SACRAMENTO -- Tom and Bill Berryhill aren't the kind of guys who need to outdo dad.
The Republican brothers seem intent on modeling their own political careers after the one their father, the late Clare Berryhill, led in the 1970s and '80s.
That means taking their conservative, ag-oriented priorities to Sacramento but being flexible enough to build relationships with Democrats.
"Unless you become friends, it's really hard to find a place where you agree," said Tom Berryhill, a second-term Republican Assemblyman representing the Modesto-centered 25th District. "It's really hard to stiff a friend."
"It's what's missing up here," added Bill Berryhill, a freshman GOP lawmaker from Ceres whose 26th Assembly District stretches from Turlock to Stockton.
Clare Berryhill, a one-time state senator and secretary of Food and Agriculture, was well-known for keeping friends across the political spectrum. Former Assembly Speaker Willie Brown stood out on the left; Republicans George Deukmejian and Richard Nixon were friends on the right.
Clare Berryhill's sons are the first brothers to be elected to the same legislative house at the same time since Los Angeles Democrats Ralph and Clayton Dills won seats in the Assembly between 1942 and 1948.
Having two brothers in the Legislature at the same time is rare, though another set from Southern California is serving now with Democrats Ron Calderon in the Senate and Charles Calderon in the Assembly.
The Berryhills are conservative, gregarious wine-grape growers looking for partnerships with Democrats to advance their goals. They show up at Democratic events in Sacramento and try to get past ideological differences between the parties. Supporters describe them as "practical."
Tom Berryhill had a successful first term, in which he brought Democrats on board for a bill aimed at fighting metal theft. Bill Berryhill served for 11 years on the Ceres Unified School District board of trustees, covering a period in which the district grew rapidly by adding six schools.
Demo Galgiani an ally
"They're engaging. They're very open," said Joy Madison, chief executive of the Modesto Chamber of Commerce, which endorsed both Berryhills. "They definitely have a history with the Legislature with their dad. They watched a pro. Their dad was really excellent at creating relationships."
One ally is Cathleen Galgiani, D-Livingston, chairwoman of the Assembly's Agriculture Committee. She and Tom Berryhill consistently work together on agricultural issues, such as efforts to get more water flowing to San Joaquin Valley farmers.
"The three of us each have a district that has individual farmers who are not able to plant their crops because they don't have sufficient water supply," Galgiani said. "We also have constituents who are worried that the delta won't be protected, so we feel that our contributions to the discussions on water will be very important."
Galgiani stays close with the Berryhills because of their regional interests, a relationship that can help them moderate disagreements between their parties.
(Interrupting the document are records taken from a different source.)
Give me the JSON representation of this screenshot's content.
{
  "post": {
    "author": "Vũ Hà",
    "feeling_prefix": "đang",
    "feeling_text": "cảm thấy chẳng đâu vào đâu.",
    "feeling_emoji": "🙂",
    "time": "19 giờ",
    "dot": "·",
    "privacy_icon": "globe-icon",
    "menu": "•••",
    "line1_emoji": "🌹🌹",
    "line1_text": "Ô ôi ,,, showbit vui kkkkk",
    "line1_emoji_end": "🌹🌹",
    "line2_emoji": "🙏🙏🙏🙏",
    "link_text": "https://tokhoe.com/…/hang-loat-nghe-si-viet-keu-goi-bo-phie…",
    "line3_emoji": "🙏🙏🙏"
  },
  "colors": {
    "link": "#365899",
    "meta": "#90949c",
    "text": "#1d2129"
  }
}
She jokingly calls herself their "adopted sister."
"When Tom and I were first candidates, we agreed that if we both were to win, we'd work together," she said. "In the era of term limits, the time that we're here is so short that we really need to be able to count on each other and watch out for our districts together."
The state's prolonged drought has the Berryhills sensing an opportunity to press for either more water storage projects or adjustments to deliver more water to farms. They're looking for support from labor groups that want to get people to work during the recession.
"We need it to stay dry," Tom Berryhill said. "Crisis is the only way we can move anything here."
Keith Smith, an associate professor of political science at the University of the Pacific, said it's hard to explain how brothers would win elections at the same time other than "fortuitous circumstances," such as Assembly seats opening simultaneously.
Using political lineage
The Berryhills benefit from having politics in the family. That lineage gives them a front-row seat to learn how to raise money, carry a message and win a race.
"It's helpful that you learn you can make a difference if you work hard enough and navigate the system," said Ceres Mayor Anthony Cannella, a Republican who supports both Berryhills. His father, Sal Cannella, served in the Assembly from 1990 to 1996.
The name doesn't hurt, either, Smith said.
"The main advantage is electoral," he said. "It has to do with name recognition on the part of voters. They're used to voting for people with that name, and when they go in the voting booth and they see a ballot with a familiar name, they're more willing to vote for the person."
Tom and Bill Berryhill say having a sibling in office pays off after the election, too. Most of all, it gives each one someone he can trust at the end of the day.
They tease each other that their wives wouldn't let them share a condo once they won their elections last fall. Instead, they have separate residences in Sacramento.
"You let your hair down and we'd be talking till midnight every night," Tom Berryhill said.
It doesn't take much to bring out a little more fraternal ribbing.
"I tell everyone Tom's the older brother. He taught me baseball. He taught me basketball. I'm going to teach him hardball," Bill Berryhill said.
Bee staff writer Adam Ashton can be reached at firstname.lastname@example.org or 578-2366.